If you are as unfamiliar with the story as I was, here it is in a nutshell. Gilgamesh is running rather roughshod over the people of Uruk. When they beg the gods to make him a good king, the gods create Gilgamesh’s equal, a wild man named Enkidu. After discovering that they are indeed equals, the two become fast friends and have many adventures together, one in particular because Gilgamesh rejects the goddess Ishtar’s marriage proposal. When the gods become offended by one of the adventures and take Enkidu’s life as forfeit, Gilgamesh becomes obsessed with the idea of immortality. He then sets off on a new series of adventures in quest of eluding death, only to find that all men must die. He returns to Uruk and becomes the good king that the people wanted all along.
After a story has been around as long as the Epic of Gilgamesh, it is not surprising that there are several versions which have been recovered on ancient clay tablets. What is surprising is that Gilgamesh’s story is alive and well in different versions in modern culture, ranging from music to television to video games. That makes it more understandable that Robert Silverberg, that prolific master of science fiction, brought his talents to bear on retelling the tale in 1984. One wonders how earlier authors missed taking advantage of a story with such fantastic elements: a demi-god, slayer of monsters and master warrior, searching for the key to immortality.
Silverberg spins a mesmerizing tale that follows the basic plotline of the original epic. Told by Gilgamesh himself, it begins with the funeral of his father and 6-year-old Gilgamesh’s realization that friends and servants are being sent to their death so they can serve the king in the next life. Thus, the theme of man’s struggle with the inevitability of death is introduced. We also meet the young girl who will become the high priestess of Inanna (Sumerian goddess equivalent to Ishtar). As the personification of the goddess of love and war, she both tempts and infuriates Gilgamesh in a lifelong struggle for love and power. As well as the exciting adventures and fun of seeing how Silverberg interpreted the original epic, we see also that Gilgamesh is pondering the big questions of life: why must people die, what is the meaning of life, and how to balance destiny with action and free will.
In the afterword, Silverberg himself admits that he strove to give the story a historical setting and tell it from the point of view of the original Gilgamesh, the king, although he wove in elements of the epic. I have seen reviewers who lament this approach.

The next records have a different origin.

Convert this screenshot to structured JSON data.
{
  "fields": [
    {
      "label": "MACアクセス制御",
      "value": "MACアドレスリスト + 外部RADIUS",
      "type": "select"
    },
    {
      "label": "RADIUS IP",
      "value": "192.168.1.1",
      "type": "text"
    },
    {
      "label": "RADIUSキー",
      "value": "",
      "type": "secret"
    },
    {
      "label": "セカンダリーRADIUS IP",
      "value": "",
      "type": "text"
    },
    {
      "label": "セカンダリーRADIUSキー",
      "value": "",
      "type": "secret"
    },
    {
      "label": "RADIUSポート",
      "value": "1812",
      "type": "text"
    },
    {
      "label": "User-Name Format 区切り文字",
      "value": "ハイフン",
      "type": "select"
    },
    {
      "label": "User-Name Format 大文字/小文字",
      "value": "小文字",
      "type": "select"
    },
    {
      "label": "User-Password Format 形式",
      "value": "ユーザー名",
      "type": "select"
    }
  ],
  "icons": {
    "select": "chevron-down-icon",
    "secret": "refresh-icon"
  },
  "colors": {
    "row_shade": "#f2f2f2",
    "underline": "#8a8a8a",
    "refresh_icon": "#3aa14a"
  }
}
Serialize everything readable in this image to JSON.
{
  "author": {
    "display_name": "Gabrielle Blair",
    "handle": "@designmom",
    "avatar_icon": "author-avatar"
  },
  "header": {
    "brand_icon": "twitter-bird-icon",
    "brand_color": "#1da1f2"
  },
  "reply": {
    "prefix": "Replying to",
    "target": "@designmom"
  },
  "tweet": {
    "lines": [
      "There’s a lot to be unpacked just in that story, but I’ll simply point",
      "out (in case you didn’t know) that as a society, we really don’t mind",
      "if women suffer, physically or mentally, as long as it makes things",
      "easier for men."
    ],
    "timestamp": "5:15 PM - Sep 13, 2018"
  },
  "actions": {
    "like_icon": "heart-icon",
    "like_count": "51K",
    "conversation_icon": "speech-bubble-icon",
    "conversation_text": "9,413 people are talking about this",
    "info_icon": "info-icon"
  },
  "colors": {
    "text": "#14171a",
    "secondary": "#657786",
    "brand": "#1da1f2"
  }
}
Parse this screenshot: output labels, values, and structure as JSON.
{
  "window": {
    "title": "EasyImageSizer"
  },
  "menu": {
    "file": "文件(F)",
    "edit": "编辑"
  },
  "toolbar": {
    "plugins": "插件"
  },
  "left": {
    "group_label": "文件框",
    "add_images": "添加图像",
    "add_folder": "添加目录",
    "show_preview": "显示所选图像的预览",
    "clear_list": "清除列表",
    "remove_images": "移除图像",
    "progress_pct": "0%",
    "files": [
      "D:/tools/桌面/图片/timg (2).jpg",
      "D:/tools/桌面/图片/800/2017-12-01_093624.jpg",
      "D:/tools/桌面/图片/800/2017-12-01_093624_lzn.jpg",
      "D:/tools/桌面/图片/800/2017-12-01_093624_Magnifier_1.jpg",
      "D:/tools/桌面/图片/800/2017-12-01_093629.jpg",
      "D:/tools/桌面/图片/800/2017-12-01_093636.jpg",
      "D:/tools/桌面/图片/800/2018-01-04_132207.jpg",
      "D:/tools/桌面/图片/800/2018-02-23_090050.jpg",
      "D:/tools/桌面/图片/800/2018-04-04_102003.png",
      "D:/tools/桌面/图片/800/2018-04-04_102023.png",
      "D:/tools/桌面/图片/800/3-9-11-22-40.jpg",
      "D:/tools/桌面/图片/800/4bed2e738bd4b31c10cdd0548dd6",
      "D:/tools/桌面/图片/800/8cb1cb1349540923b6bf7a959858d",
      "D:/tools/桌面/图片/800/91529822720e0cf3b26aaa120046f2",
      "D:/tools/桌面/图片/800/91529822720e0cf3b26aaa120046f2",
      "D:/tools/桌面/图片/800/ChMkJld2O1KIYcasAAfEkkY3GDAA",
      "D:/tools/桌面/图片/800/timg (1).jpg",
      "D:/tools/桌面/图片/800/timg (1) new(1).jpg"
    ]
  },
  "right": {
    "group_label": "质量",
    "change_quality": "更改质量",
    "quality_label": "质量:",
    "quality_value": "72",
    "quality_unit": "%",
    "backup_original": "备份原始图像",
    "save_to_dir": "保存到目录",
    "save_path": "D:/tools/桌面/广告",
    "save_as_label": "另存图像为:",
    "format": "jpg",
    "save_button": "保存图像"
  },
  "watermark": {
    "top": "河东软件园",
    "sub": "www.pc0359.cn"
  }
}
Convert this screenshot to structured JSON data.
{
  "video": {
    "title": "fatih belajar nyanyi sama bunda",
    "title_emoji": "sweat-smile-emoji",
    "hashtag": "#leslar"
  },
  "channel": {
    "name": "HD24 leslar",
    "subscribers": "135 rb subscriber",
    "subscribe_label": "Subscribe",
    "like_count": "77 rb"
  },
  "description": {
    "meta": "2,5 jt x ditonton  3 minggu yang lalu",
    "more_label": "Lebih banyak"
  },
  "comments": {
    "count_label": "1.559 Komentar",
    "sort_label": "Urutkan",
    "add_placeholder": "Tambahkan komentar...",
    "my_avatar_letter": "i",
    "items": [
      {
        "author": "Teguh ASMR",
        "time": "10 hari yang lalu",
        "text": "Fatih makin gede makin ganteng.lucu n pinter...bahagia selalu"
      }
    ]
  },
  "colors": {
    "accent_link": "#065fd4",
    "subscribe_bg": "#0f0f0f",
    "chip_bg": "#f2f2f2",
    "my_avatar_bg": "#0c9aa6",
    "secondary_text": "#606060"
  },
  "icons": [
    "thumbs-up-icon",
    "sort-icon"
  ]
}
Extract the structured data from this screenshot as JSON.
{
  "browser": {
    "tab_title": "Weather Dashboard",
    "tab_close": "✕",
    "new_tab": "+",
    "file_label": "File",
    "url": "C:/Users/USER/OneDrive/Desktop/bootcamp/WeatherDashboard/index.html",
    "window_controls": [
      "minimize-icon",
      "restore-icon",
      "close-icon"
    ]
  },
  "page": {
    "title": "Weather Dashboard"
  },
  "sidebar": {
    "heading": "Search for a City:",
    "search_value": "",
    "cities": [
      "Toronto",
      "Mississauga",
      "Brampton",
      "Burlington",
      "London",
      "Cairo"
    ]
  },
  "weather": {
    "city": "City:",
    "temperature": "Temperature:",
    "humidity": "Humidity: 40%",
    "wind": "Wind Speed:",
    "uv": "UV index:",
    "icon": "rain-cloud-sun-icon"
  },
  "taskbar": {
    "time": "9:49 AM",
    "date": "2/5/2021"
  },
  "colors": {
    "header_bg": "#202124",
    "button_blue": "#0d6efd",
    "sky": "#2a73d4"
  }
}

It is true that in some of Gilgamesh’s adventure Silverberg has stripped them of their fantastic elements and the result was to make those parts mundane compared to the epic. However, I do not think that this book’s critics give Silverberg enough credit. As Mary Stewart did with her Arthurian novels (The Crystal Cave, etc.) and C. S. Lewis did in his retelling of the myth of Cupid and Psyche (Till We Have Faces), Silverberg carries the reader to ancient times and into the mind of the main character. Gilgamesh experiences the gods’ power and magic and, thus, so does the reader. The writing style is appropriately spare and simple, as if to echo how it would have been written in antiquity, as well as how difficult it would have been for an action-oriented hero to get his thoughts written down.
William Coon’s narration is what makes this book come alive. I honestly doubt if I would have stayed with the book past the first few chapters if he hadn’t communicated Gilgamesh so clearly. Coon’s ability to slightly change intonation so that listeners feel Gilgamesh’s emotions and motivations was what pulled me into caring about the character. That same ability to slightly change intonation and inflection allowed him to faithfully communicate other characters so that I could feel I knew Inanna and Enkidu especially. Somehow his reading also managed to echo that spare, simple style that one would imagine was faithful to early storytelling. Suffice it to say that William Coon’s narration transformed the book into a trip to the past for me. Perhaps it is that narration, in fact, which allowed me to overlook the elements which critics decried when Silverberg chose a scientific explanation over a mystical one.
This was a superior listening experience and I highly recommend the book based on that fact, as well as the book itself.
Posted by Julie D.